How can I solve log(normalcdf(a-x)-normalcdf(b-x)) with cvx

I’m solving an unconstraint cvx problem with object function “log(normalcdf(a-x)-normalcdf(b-x))” but cvx does not contain this function.

I am presuming that x is your CVX (optimization) varable, and that a and b are constants.

CVX does have an approximation, log_normcdf , which is concave, and therefore can be maximized. But your objective is the log of the integral from b-x to a-x of the standard Normal density, which {superseded by edit below} is neither convex nor concave. Your only hope of using this in CVX might be to formulate a concave series approximation if maximizing, or a convex series approximation if minimizing. I have no reason to believe there is necessarily any such approximation which is adequate for optimization purposes.

Edit: In reply to subsequent post, the integral in question is neither convex nor concave, but its log appears to be concave in x.

Thanks,but normalcdf(a-x)-normalcdf(b-x) is actually log concave (convolution of two log concave functions).So -log(normalcdf(a-x)-normalcdf(b-x)) is convex. Can I define this as my own convex function in cvx?
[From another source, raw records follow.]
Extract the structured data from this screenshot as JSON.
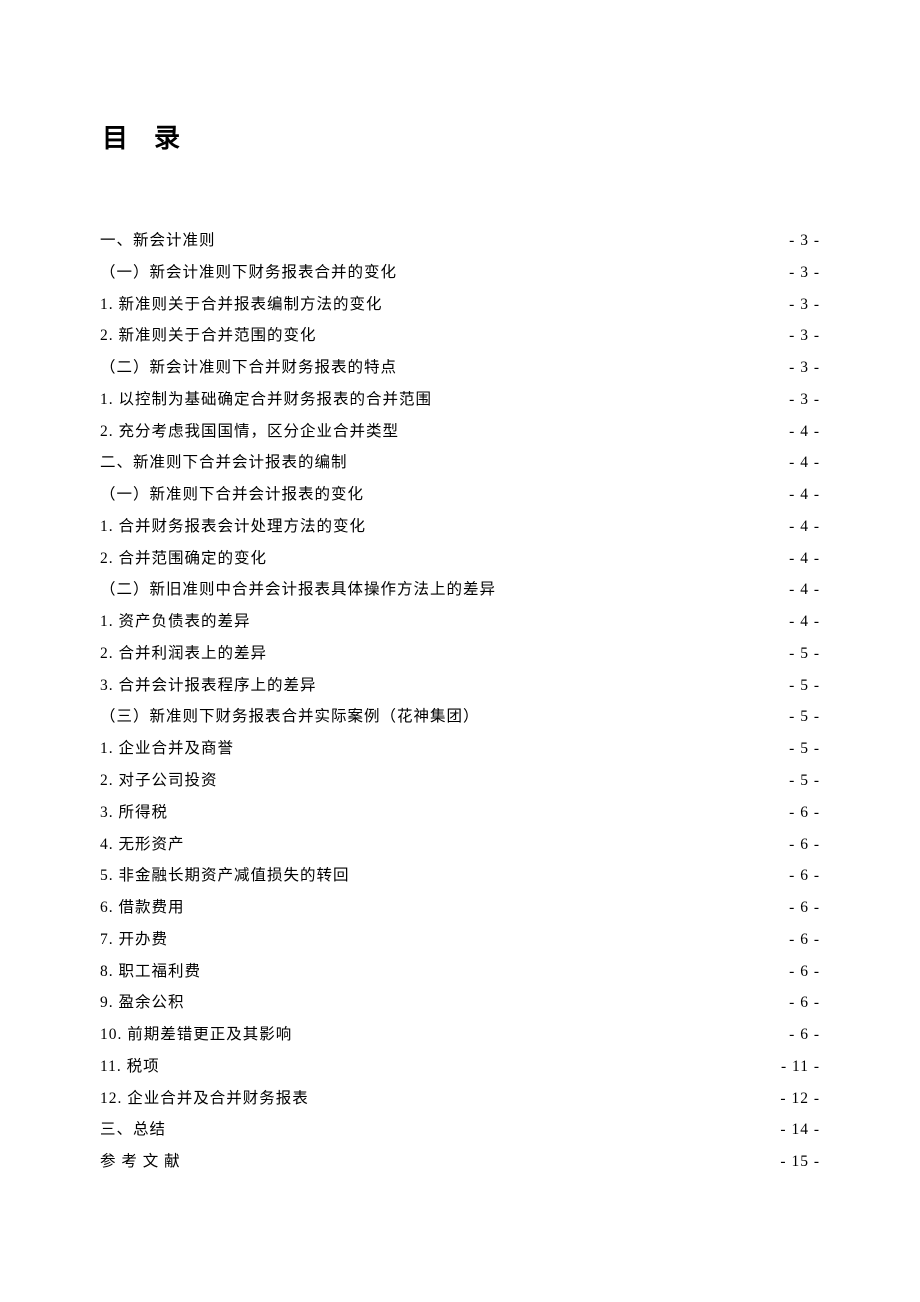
{
  "title": "目录",
  "entries": [
    {
      "label": "一、新会计准则",
      "page": "- 3 -"
    },
    {
      "label": "（一）新会计准则下财务报表合并的变化 ",
      "page": "- 3 -"
    },
    {
      "label": "1. 新准则关于合并报表编制方法的变化 ",
      "page": "- 3 -"
    },
    {
      "label": "2. 新准则关于合并范围的变化 ",
      "page": "- 3 -"
    },
    {
      "label": "（二）新会计准则下合并财务报表的特点 ",
      "page": "- 3 -"
    },
    {
      "label": "1. 以控制为基础确定合并财务报表的合并范围 ",
      "page": "- 3 -"
    },
    {
      "label": "2. 充分考虑我国国情，区分企业合并类型 ",
      "page": "- 4 -"
    },
    {
      "label": "二、新准则下合并会计报表的编制",
      "page": "- 4 -"
    },
    {
      "label": "（一）新准则下合并会计报表的变化 ",
      "page": "- 4 -"
    },
    {
      "label": "1. 合并财务报表会计处理方法的变化 ",
      "page": "- 4 -"
    },
    {
      "label": "2. 合并范围确定的变化 ",
      "page": "- 4 -"
    },
    {
      "label": "（二）新旧准则中合并会计报表具体操作方法上的差异 ",
      "page": "- 4 -"
    },
    {
      "label": "1. 资产负债表的差异 ",
      "page": "- 4 -"
    },
    {
      "label": "2. 合并利润表上的差异 ",
      "page": "- 5 -"
    },
    {
      "label": "3. 合并会计报表程序上的差异 ",
      "page": "- 5 -"
    },
    {
      "label": "（三）新准则下财务报表合并实际案例（花神集团） ",
      "page": "- 5 -"
    },
    {
      "label": "1. 企业合并及商誉 ",
      "page": "- 5 -"
    },
    {
      "label": "2. 对子公司投资 ",
      "page": "- 5 -"
    },
    {
      "label": "3. 所得税 ",
      "page": "- 6 -"
    },
    {
      "label": "4. 无形资产 ",
      "page": "- 6 -"
    },
    {
      "label": "5. 非金融长期资产减值损失的转回 ",
      "page": "- 6 -"
    },
    {
      "label": "6.  借款费用 ",
      "page": "- 6 -"
    },
    {
      "label": "7. 开办费 ",
      "page": "- 6 -"
    },
    {
      "label": "8. 职工福利费 ",
      "page": "- 6 -"
    },
    {
      "label": "9. 盈余公积 ",
      "page": "- 6 -"
    },
    {
      "label": "10. 前期差错更正及其影响 ",
      "page": "- 6 -"
    },
    {
      "label": "11.  税项 ",
      "page": "- 11 -"
    },
    {
      "label": "12.  企业合并及合并财务报表 ",
      "page": "- 12 -"
    },
    {
      "label": "三、总结",
      "page": "- 14 -"
    },
    {
      "label": "参 考 文 献",
      "page": "- 15 -"
    }
  ]
}
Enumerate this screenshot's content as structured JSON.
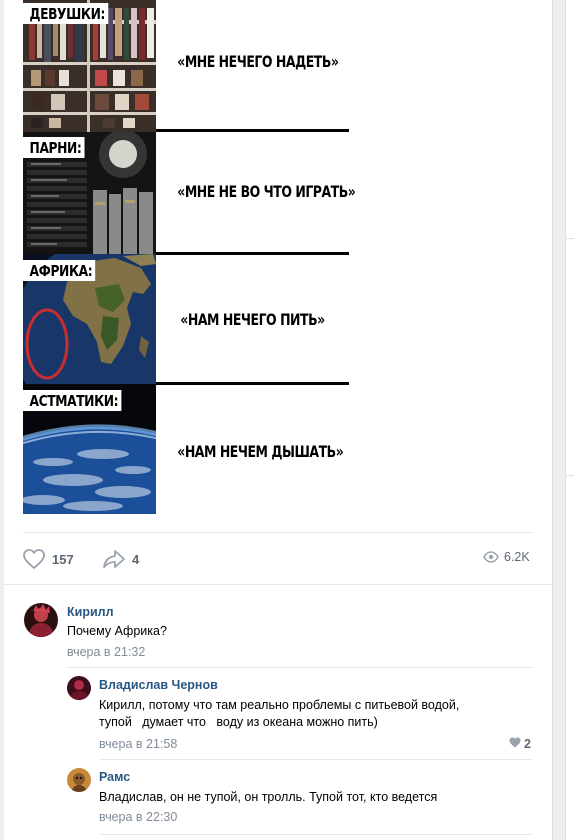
{
  "meme": {
    "panels": [
      {
        "label": "ДЕВУШКИ:",
        "quote": "«МНЕ НЕЧЕГО НАДЕТЬ»",
        "image": "wardrobe-closet"
      },
      {
        "label": "ПАРНИ:",
        "quote": "«МНЕ НЕ ВО ЧТО ИГРАТЬ»",
        "image": "video-game-stack"
      },
      {
        "label": "АФРИКА:",
        "quote": "«НАМ НЕЧЕГО ПИТЬ»",
        "image": "africa-from-space"
      },
      {
        "label": "АСТМАТИКИ:",
        "quote": "«НАМ НЕЧЕМ ДЫШАТЬ»",
        "image": "earth-atmosphere"
      }
    ]
  },
  "post_actions": {
    "likes": "157",
    "shares": "4",
    "views": "6.2K",
    "icons": {
      "like": "heart-icon",
      "share": "share-arrow-icon",
      "views": "eye-icon"
    }
  },
  "comments": [
    {
      "author": "Кирилл",
      "text": "Почему Африка?",
      "time": "вчера в 21:32",
      "replies": [
        {
          "author": "Владислав Чернов",
          "text_line1": "Кирилл, потому что там реально проблемы с питьевой водой,",
          "text_line2": "тупой   думает что   воду из океана можно пить)",
          "time": "вчера в 21:58",
          "likes": "2"
        },
        {
          "author": "Рамс",
          "text_line1": "Владислав, он не тупой, он тролль. Тупой тот, кто ведется",
          "time": "вчера в 22:30"
        }
      ]
    }
  ],
  "colors": {
    "link": "#2a5885",
    "meta": "#818c99",
    "action": "#5e6875",
    "page_bg": "#edeef0"
  }
}
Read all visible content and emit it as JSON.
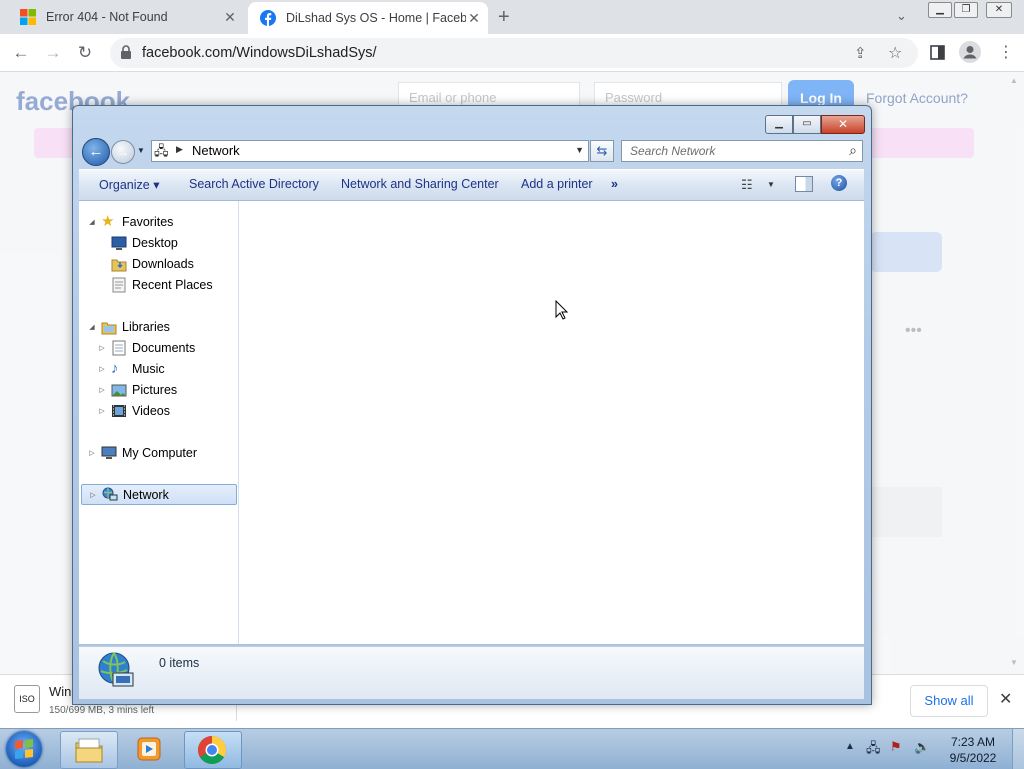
{
  "browser": {
    "tabs": [
      {
        "title": "Error 404 - Not Found",
        "icon": "windows-logo-icon",
        "active": false
      },
      {
        "title": "DiLshad Sys OS - Home | Facebo",
        "icon": "facebook-icon",
        "active": true
      }
    ],
    "url": "facebook.com/WindowsDiLshadSys/"
  },
  "facebook_page": {
    "logo": "facebook",
    "email_placeholder": "Email or phone",
    "password_placeholder": "Password",
    "login_label": "Log In",
    "forgot_label": "Forgot Account?"
  },
  "explorer": {
    "address": "Network",
    "search_placeholder": "Search Network",
    "commands": [
      "Organize",
      "Search Active Directory",
      "Network and Sharing Center",
      "Add a printer",
      "»"
    ],
    "nav": {
      "favorites": {
        "label": "Favorites",
        "items": [
          "Desktop",
          "Downloads",
          "Recent Places"
        ]
      },
      "libraries": {
        "label": "Libraries",
        "items": [
          "Documents",
          "Music",
          "Pictures",
          "Videos"
        ]
      },
      "computer": "My Computer",
      "network": "Network"
    },
    "status": "0 items"
  },
  "downloads": {
    "name": "Win",
    "status": "150/699 MB, 3 mins left",
    "show_all": "Show all"
  },
  "taskbar": {
    "time": "7:23 AM",
    "date": "9/5/2022"
  },
  "colors": {
    "facebook_blue": "#1877f2",
    "selection": "#cfe0f6",
    "command_text": "#1e3287"
  }
}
Sorry. It appears you are correct.

If you find a way of implementing this function in CVX, exactly or to a good approximation, please post it. You can look at cvx/functions and cvx/functions/@cvx to see the current implementation and comments for log_normcdf.

I think you may be able to try a similar approach. The 2nd order Taylor series about x = c is concave due to the (x-c)^2 term having a negative coefficient. So perhaps you can use a piecewise quadratic approximation about different expansion points. I leave the details to you. I don’t know what the accuracy will wind up being, depending on the distance between expansion points.

I’m certain you cannot represent this function exactly within CVX. To understand why, please see the FAQ that Mark linked to above. I generally do not recommend that users try to implement their own functions, especially if they require approximations. There’s a strong case to be made here that CVX is simply not designed to support problems such as yours.